To meet this challenge, MBL and the Conservancy will test a variety of soil treatments aimed at reducing soil fertility and seeding treatments designed to establish a diverse native plant community. Collection of baseline information on soils and plant composition began in June on 180 separate plots. The most successful techniques will then be applied to larger areas of the preserve over the next several years.

"This experiment will be an important source of practical information that will guide establishment of endangered sandplain communities from Long Island to Maine," said Christopher Neill, an ecologist in the MBL's Ecosystems Center, who leads the collection of scientific information, "but it will also test larger ideas about how former land use and the enrichment of land by fertilizer and widespread deposition of nitrogen can subtly tip the ecological balance between native and non-native species. These are critical issues for conservation of species-rich and rare plant communities worldwide."

The Bamford Preserve is located on the East Field of Herring Creek Farm, which the Conservancy purchased in 2001. Because the field abuts the existing sandplain grasslands at Katama, its restoration will create the largest contiguous block of high-quality sandplain grassland and shrubland in the Northeast. Connecting these natural areas helps to increase the species diversity of sandplain communities in the region and will make the grasslands more resilient and better able to persist in the face of climate change.


The MBL® is a leading international, independent, nonprofit institution dedicated to discovery and to improving the human condition through creative research and education in the biological, biomedical and environmental sciences. Founded in 1888 as the Marine Biological Laboratory, the MBL is the oldest private marine laboratory in the Western Hemisphere. For more information, visit www.MBL.edu.

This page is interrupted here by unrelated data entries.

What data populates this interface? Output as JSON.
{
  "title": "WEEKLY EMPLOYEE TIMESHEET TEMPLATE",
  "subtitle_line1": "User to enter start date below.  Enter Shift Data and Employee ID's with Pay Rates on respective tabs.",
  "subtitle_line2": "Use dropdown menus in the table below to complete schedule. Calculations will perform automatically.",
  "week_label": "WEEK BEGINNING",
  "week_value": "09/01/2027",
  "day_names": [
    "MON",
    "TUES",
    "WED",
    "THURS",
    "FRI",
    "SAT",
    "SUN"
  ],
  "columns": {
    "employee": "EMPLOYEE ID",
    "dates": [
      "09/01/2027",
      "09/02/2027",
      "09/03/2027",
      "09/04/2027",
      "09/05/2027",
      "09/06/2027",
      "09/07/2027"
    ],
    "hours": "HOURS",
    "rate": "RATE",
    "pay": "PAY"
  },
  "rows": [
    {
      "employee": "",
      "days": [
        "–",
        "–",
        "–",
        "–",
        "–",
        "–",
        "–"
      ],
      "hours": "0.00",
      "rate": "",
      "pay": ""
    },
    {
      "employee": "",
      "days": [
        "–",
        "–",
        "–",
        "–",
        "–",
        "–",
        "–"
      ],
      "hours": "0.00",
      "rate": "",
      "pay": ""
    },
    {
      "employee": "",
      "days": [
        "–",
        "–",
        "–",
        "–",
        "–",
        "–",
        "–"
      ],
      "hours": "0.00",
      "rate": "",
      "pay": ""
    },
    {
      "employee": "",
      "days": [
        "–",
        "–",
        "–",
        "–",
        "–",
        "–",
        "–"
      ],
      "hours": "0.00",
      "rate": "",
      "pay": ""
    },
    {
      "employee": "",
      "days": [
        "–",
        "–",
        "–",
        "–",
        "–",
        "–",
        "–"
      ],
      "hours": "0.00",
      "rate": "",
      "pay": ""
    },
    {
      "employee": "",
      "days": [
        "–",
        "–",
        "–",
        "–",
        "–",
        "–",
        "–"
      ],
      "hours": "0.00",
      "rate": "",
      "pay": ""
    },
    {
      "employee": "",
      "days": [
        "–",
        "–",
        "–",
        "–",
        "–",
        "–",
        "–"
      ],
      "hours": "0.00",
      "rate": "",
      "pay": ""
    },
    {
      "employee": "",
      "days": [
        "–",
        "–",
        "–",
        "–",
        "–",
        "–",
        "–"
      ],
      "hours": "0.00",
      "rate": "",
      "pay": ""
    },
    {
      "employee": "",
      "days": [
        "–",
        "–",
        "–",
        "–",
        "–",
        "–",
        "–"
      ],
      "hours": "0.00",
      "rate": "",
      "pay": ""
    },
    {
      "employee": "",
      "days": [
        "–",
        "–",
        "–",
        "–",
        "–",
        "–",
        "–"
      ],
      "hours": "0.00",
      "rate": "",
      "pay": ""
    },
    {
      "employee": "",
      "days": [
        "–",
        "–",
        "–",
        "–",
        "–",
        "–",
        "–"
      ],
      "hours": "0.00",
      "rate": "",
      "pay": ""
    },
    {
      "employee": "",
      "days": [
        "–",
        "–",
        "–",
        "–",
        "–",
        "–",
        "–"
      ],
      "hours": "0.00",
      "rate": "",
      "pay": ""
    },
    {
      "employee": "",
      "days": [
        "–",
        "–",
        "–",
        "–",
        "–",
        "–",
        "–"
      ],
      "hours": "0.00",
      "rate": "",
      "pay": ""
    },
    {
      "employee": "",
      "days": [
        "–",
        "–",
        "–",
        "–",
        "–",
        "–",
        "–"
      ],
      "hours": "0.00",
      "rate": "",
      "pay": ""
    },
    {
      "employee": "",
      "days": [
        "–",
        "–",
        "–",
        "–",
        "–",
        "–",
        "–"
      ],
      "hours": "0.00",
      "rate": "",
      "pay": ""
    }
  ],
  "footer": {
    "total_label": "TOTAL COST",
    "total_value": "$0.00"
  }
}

The Nature Conservancy is a leading conservation organization working around the world to protect ecologically important lands and waters for nature and people. To date, the Conservancy and its more than one million members have been responsible for the protection of more than 15 million acres in the United States and have helped preserve more than 102 million acres in Latin America, the Caribbean, Asia and the Pacific. Visit The Nature Conservancy on the Web at www.nature.org.